* **Problem to work on**
Exactly as written, print each record in the listing.

* **Record excerpts**
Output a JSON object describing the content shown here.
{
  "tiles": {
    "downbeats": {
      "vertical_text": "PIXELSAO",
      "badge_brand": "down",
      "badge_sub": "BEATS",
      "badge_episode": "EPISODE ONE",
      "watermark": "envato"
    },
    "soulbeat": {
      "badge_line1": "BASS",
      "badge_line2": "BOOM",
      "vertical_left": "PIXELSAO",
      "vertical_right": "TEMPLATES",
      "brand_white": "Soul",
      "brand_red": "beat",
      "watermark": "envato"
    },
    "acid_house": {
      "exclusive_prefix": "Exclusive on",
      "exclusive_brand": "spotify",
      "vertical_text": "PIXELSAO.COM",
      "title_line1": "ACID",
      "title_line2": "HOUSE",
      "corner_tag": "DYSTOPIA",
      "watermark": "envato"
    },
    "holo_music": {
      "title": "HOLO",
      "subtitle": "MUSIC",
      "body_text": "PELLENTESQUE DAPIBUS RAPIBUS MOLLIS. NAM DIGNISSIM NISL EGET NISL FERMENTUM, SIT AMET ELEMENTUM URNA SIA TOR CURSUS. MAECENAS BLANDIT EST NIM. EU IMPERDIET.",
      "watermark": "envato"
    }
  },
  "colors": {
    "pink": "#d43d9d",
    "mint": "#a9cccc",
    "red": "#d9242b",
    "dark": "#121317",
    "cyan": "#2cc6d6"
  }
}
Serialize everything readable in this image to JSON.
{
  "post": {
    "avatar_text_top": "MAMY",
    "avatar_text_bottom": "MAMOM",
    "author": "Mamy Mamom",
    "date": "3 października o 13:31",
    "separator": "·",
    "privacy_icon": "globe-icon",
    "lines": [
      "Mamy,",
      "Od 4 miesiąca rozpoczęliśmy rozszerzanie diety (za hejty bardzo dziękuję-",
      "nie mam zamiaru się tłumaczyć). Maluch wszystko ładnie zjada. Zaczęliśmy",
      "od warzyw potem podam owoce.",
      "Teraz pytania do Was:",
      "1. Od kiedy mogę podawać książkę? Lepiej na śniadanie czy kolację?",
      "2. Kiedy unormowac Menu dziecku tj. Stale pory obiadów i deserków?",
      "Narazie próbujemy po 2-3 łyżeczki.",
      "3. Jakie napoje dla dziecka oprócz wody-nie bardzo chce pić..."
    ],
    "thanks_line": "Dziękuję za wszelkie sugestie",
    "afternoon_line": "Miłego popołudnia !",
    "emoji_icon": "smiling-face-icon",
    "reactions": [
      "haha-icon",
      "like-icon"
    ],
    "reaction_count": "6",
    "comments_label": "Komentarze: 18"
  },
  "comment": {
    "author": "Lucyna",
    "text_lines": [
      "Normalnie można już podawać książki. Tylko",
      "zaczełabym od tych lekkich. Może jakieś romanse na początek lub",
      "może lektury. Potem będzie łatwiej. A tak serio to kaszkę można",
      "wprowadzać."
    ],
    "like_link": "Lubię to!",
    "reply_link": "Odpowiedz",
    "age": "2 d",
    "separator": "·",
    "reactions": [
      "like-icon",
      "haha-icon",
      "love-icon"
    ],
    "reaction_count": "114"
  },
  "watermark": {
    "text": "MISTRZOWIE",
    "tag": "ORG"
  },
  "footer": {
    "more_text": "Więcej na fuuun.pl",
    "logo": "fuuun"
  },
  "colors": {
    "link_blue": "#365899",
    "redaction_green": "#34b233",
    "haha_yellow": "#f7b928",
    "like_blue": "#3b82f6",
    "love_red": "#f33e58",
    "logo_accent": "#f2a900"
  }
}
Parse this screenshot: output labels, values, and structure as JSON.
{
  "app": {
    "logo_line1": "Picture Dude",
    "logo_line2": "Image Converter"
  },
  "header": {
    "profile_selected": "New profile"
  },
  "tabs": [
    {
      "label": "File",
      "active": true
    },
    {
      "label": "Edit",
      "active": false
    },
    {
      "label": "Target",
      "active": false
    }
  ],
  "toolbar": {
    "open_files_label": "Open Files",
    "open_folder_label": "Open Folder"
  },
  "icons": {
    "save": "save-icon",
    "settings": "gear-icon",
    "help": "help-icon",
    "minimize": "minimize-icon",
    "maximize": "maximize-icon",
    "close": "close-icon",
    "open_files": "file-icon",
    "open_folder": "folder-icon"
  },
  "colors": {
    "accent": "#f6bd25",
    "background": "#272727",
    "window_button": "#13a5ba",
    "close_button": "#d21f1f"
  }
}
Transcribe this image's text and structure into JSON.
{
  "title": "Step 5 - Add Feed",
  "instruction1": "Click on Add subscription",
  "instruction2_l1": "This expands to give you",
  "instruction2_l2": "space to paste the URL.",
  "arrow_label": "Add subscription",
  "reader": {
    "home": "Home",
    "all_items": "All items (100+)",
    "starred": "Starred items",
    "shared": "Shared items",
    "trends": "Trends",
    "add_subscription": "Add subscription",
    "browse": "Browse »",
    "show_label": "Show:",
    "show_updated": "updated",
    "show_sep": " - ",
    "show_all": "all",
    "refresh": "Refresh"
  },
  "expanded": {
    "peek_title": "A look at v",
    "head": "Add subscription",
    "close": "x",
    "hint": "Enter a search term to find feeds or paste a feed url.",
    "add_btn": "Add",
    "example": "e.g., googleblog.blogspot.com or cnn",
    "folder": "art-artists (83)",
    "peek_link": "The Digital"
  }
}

* **Result of this exercise**
Output a JSON object describing the content shown here.
{
  "tiles": {
    "downbeats": {
      "vertical_text": "PIXELSAO",
      "badge_brand": "down",
      "badge_sub": "BEATS",
      "badge_episode": "EPISODE ONE",
      "watermark": "envato"
    },
    "soulbeat": {
      "badge_line1": "BASS",
      "badge_line2": "BOOM",
      "vertical_left": "PIXELSAO",
      "vertical_right": "TEMPLATES",
      "brand_white": "Soul",
      "brand_red": "beat",
      "watermark": "envato"
    },
    "acid_house": {
      "exclusive_prefix": "Exclusive on",
      "exclusive_brand": "spotify",
      "vertical_text": "PIXELSAO.COM",
      "title_line1": "ACID",
      "title_line2": "HOUSE",
      "corner_tag": "DYSTOPIA",
      "watermark": "envato"
    },
    "holo_music": {
      "title": "HOLO",
      "subtitle": "MUSIC",
      "body_text": "PELLENTESQUE DAPIBUS RAPIBUS MOLLIS. NAM DIGNISSIM NISL EGET NISL FERMENTUM, SIT AMET ELEMENTUM URNA SIA TOR CURSUS. MAECENAS BLANDIT EST NIM. EU IMPERDIET.",
      "watermark": "envato"
    }
  },
  "colors": {
    "pink": "#d43d9d",
    "mint": "#a9cccc",
    "red": "#d9242b",
    "dark": "#121317",
    "cyan": "#2cc6d6"
  }
}
Serialize everything readable in this image to JSON.
{
  "post": {
    "avatar_text_top": "MAMY",
    "avatar_text_bottom": "MAMOM",
    "author": "Mamy Mamom",
    "date": "3 października o 13:31",
    "separator": "·",
    "privacy_icon": "globe-icon",
    "lines": [
      "Mamy,",
      "Od 4 miesiąca rozpoczęliśmy rozszerzanie diety (za hejty bardzo dziękuję-",
      "nie mam zamiaru się tłumaczyć). Maluch wszystko ładnie zjada. Zaczęliśmy",
      "od warzyw potem podam owoce.",
      "Teraz pytania do Was:",
      "1. Od kiedy mogę podawać książkę? Lepiej na śniadanie czy kolację?",
      "2. Kiedy unormowac Menu dziecku tj. Stale pory obiadów i deserków?",
      "Narazie próbujemy po 2-3 łyżeczki.",
      "3. Jakie napoje dla dziecka oprócz wody-nie bardzo chce pić..."
    ],
    "thanks_line": "Dziękuję za wszelkie sugestie",
    "afternoon_line": "Miłego popołudnia !",
    "emoji_icon": "smiling-face-icon",
    "reactions": [
      "haha-icon",
      "like-icon"
    ],
    "reaction_count": "6",
    "comments_label": "Komentarze: 18"
  },
  "comment": {
    "author": "Lucyna",
    "text_lines": [
      "Normalnie można już podawać książki. Tylko",
      "zaczełabym od tych lekkich. Może jakieś romanse na początek lub",
      "może lektury. Potem będzie łatwiej. A tak serio to kaszkę można",
      "wprowadzać."
    ],
    "like_link": "Lubię to!",
    "reply_link": "Odpowiedz",
    "age": "2 d",
    "separator": "·",
    "reactions": [
      "like-icon",
      "haha-icon",
      "love-icon"
    ],
    "reaction_count": "114"
  },
  "watermark": {
    "text": "MISTRZOWIE",
    "tag": "ORG"
  },
  "footer": {
    "more_text": "Więcej na fuuun.pl",
    "logo": "fuuun"
  },
  "colors": {
    "link_blue": "#365899",
    "redaction_green": "#34b233",
    "haha_yellow": "#f7b928",
    "like_blue": "#3b82f6",
    "love_red": "#f33e58",
    "logo_accent": "#f2a900"
  }
}
Parse this screenshot: output labels, values, and structure as JSON.
{
  "app": {
    "logo_line1": "Picture Dude",
    "logo_line2": "Image Converter"
  },
  "header": {
    "profile_selected": "New profile"
  },
  "tabs": [
    {
      "label": "File",
      "active": true
    },
    {
      "label": "Edit",
      "active": false
    },
    {
      "label": "Target",
      "active": false
    }
  ],
  "toolbar": {
    "open_files_label": "Open Files",
    "open_folder_label": "Open Folder"
  },
  "icons": {
    "save": "save-icon",
    "settings": "gear-icon",
    "help": "help-icon",
    "minimize": "minimize-icon",
    "maximize": "maximize-icon",
    "close": "close-icon",
    "open_files": "file-icon",
    "open_folder": "folder-icon"
  },
  "colors": {
    "accent": "#f6bd25",
    "background": "#272727",
    "window_button": "#13a5ba",
    "close_button": "#d21f1f"
  }
}
Transcribe this image's text and structure into JSON.
{
  "title": "Step 5 - Add Feed",
  "instruction1": "Click on Add subscription",
  "instruction2_l1": "This expands to give you",
  "instruction2_l2": "space to paste the URL.",
  "arrow_label": "Add subscription",
  "reader": {
    "home": "Home",
    "all_items": "All items (100+)",
    "starred": "Starred items",
    "shared": "Shared items",
    "trends": "Trends",
    "add_subscription": "Add subscription",
    "browse": "Browse »",
    "show_label": "Show:",
    "show_updated": "updated",
    "show_sep": " - ",
    "show_all": "all",
    "refresh": "Refresh"
  },
  "expanded": {
    "peek_title": "A look at v",
    "head": "Add subscription",
    "close": "x",
    "hint": "Enter a search term to find feeds or paste a feed url.",
    "add_btn": "Add",
    "example": "e.g., googleblog.blogspot.com or cnn",
    "folder": "art-artists (83)",
    "peek_link": "The Digital"
  }
}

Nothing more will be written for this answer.